UPDATE 2-Argentina Senate OKs pension hike, veto expected

* Cabinet chief says president will veto measure

* Bill passed after tie-break by renegade vice president

* Increase unsustainable, would cost $10 bln a year-gov’t
(Adds president’s comments )

BUENOS AIRES, Oct 14 (BestGrowthStock) – Argentina’s Senate on
Thursday narrowly passed a law to boost pension benefits, an
opposition-led measure that President Cristina Fernandez is
expected to veto, arguing it would bankrupt the state.

The bill was passed shortly after midnight when Vice
President Julio Cobos, who presides over the Argentine Senate
and is at odds with the center-left president, cast a
tie-breaking vote in favor of the legislation.

The lower house passed the bill in August, putting
Fernandez in the uncomfortable position of opposing a popular
measure ahead of next year’s presidential race, in which she or
her husband is expected to run again. For details, see

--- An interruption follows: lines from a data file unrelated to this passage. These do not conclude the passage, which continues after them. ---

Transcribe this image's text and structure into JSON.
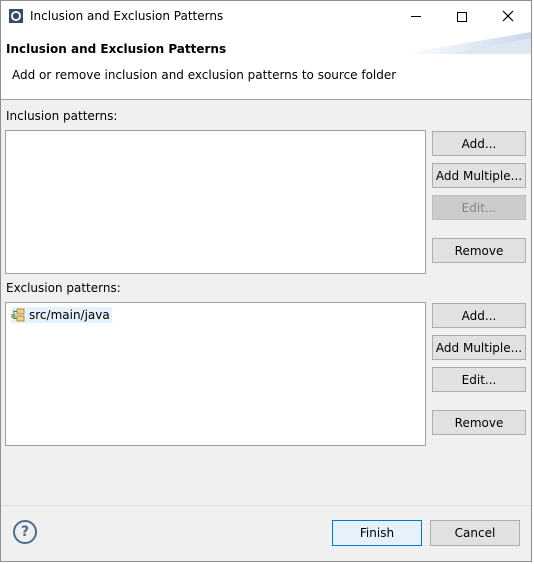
{
  "window": {
    "title": "Inclusion and Exclusion Patterns"
  },
  "header": {
    "title": "Inclusion and Exclusion Patterns",
    "description": "Add or remove inclusion and exclusion patterns to source folder"
  },
  "inclusion": {
    "label": "Inclusion patterns:",
    "items": [],
    "buttons": {
      "add": "Add...",
      "add_multiple": "Add Multiple...",
      "edit": "Edit...",
      "remove": "Remove"
    }
  },
  "exclusion": {
    "label": "Exclusion patterns:",
    "items": [
      {
        "label": "src/main/java",
        "icon": "package-folder-icon"
      }
    ],
    "buttons": {
      "add": "Add...",
      "add_multiple": "Add Multiple...",
      "edit": "Edit...",
      "remove": "Remove"
    }
  },
  "footer": {
    "help_icon": "?",
    "finish": "Finish",
    "cancel": "Cancel"
  },
  "colors": {
    "accent": "#0078d7",
    "dialog_bg": "#f0f0f0"
  }
}
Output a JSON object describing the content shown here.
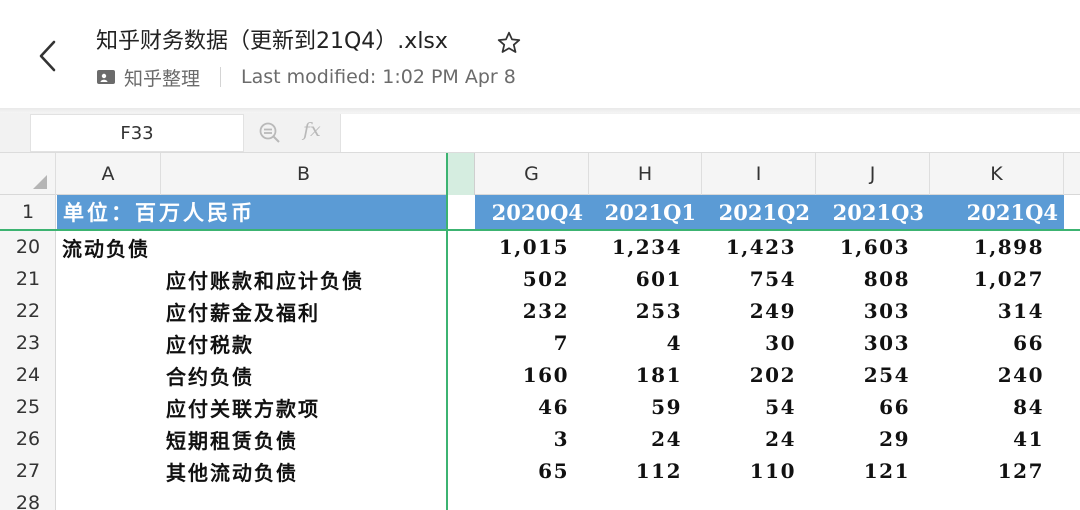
{
  "header": {
    "title": "知乎财务数据（更新到21Q4）.xlsx",
    "folder": "知乎整理",
    "last_modified": "Last modified: 1:02 PM Apr 8"
  },
  "formula_bar": {
    "cell_ref": "F33",
    "fx_label": "fx",
    "formula_value": ""
  },
  "columns": [
    "A",
    "B",
    "G",
    "H",
    "I",
    "J",
    "K"
  ],
  "sheet": {
    "header_row": {
      "row_num": "1",
      "label": "单位：百万人民币",
      "periods": [
        "2020Q4",
        "2021Q1",
        "2021Q2",
        "2021Q3",
        "2021Q4"
      ]
    },
    "rows": [
      {
        "row_num": "20",
        "label": "流动负债",
        "indent": false,
        "values": [
          "1,015",
          "1,234",
          "1,423",
          "1,603",
          "1,898"
        ]
      },
      {
        "row_num": "21",
        "label": "应付账款和应计负债",
        "indent": true,
        "values": [
          "502",
          "601",
          "754",
          "808",
          "1,027"
        ]
      },
      {
        "row_num": "22",
        "label": "应付薪金及福利",
        "indent": true,
        "values": [
          "232",
          "253",
          "249",
          "303",
          "314"
        ]
      },
      {
        "row_num": "23",
        "label": "应付税款",
        "indent": true,
        "values": [
          "7",
          "4",
          "30",
          "303",
          "66"
        ]
      },
      {
        "row_num": "24",
        "label": "合约负债",
        "indent": true,
        "values": [
          "160",
          "181",
          "202",
          "254",
          "240"
        ]
      },
      {
        "row_num": "25",
        "label": "应付关联方款项",
        "indent": true,
        "values": [
          "46",
          "59",
          "54",
          "66",
          "84"
        ]
      },
      {
        "row_num": "26",
        "label": "短期租赁负债",
        "indent": true,
        "values": [
          "3",
          "24",
          "24",
          "29",
          "41"
        ]
      },
      {
        "row_num": "27",
        "label": "其他流动负债",
        "indent": true,
        "values": [
          "65",
          "112",
          "110",
          "121",
          "127"
        ]
      }
    ],
    "partial_row_num": "28"
  },
  "colors": {
    "header_band": "#5b9bd5",
    "freeze_line": "#3cb371"
  }
}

“This law … will be vetoed. We will not permit the state
and Argentina to commit suicide,” Cabinet Chief Anibal
Fernandez said via Twitter.

The cabinet chief said the opposition did not genuinely
want to improve benefits for some 5 million retirees, but
simply wanted to see the president “pay the political cost of
having to veto this.”

The measure would raise basic pensions to 82 percent of the
minimum monthly wage — or to 1,427 pesos ($355) from 1,046.50
pesos currently — which officials said would cost the
government roughly $10 billion next year alone.

Funding for the increase would come from tax revenues
exceeding the level set forth in the budget and from the ANSES
state pension agency’s surplus, opposition lawmakers say.

“The 82 percent hike is a law that would bankrupt the
state,” President Fernandez said in a televised speech, vowing
she would not bow to pressure from the opposition.

“If they think they’re going to weaken me, to frighten me
or discourage me, they can forget about it,” she said.

Double-digit inflation in recent years has stoked demands
for wage and pension hikes, which the government has generally
supported. [ID:nN13269275]

But Economy Minister Amado Boudou has warned the pension
reform would set Latin America’s No. 3 economy on a path of
“spiraling debt and a permanent fiscal deficit.”

Cobos, however, said that with economy exhibiting strong
growth, this was an “opportune time” to improve the lot of

Cobos is an opposition leader who Fernandez made her
running mate in 2007 to form a coalition ticket. As head of the
Senate, he blocked her key initiative in 2008 to raise export
taxes on the country’s main crop, soy. They have barely spoken

“With Argentina growing and an extremely favorable
international context, and since the government is also clearly
determined to address social issues … it’s now the
pensioners’ turn” to benefit, Cobos told local television.

But cabinet chief Fernandez called Cobos “a traitor,” and
said he belonged in “the ninth circle of hell,” as described by
Italian poet Dante Alighieri.

The president’s expected veto of the bill is seen as
politically risky since her husband and predecessor, Nestor
Kirchner, could be a candidate in the October 2011 poll.
Another possibility is that Fernandez runs for re-election.
($1=4.015 Argentina pesos)

UPDATE 2-Argentina Senate OKs pension hike, veto expected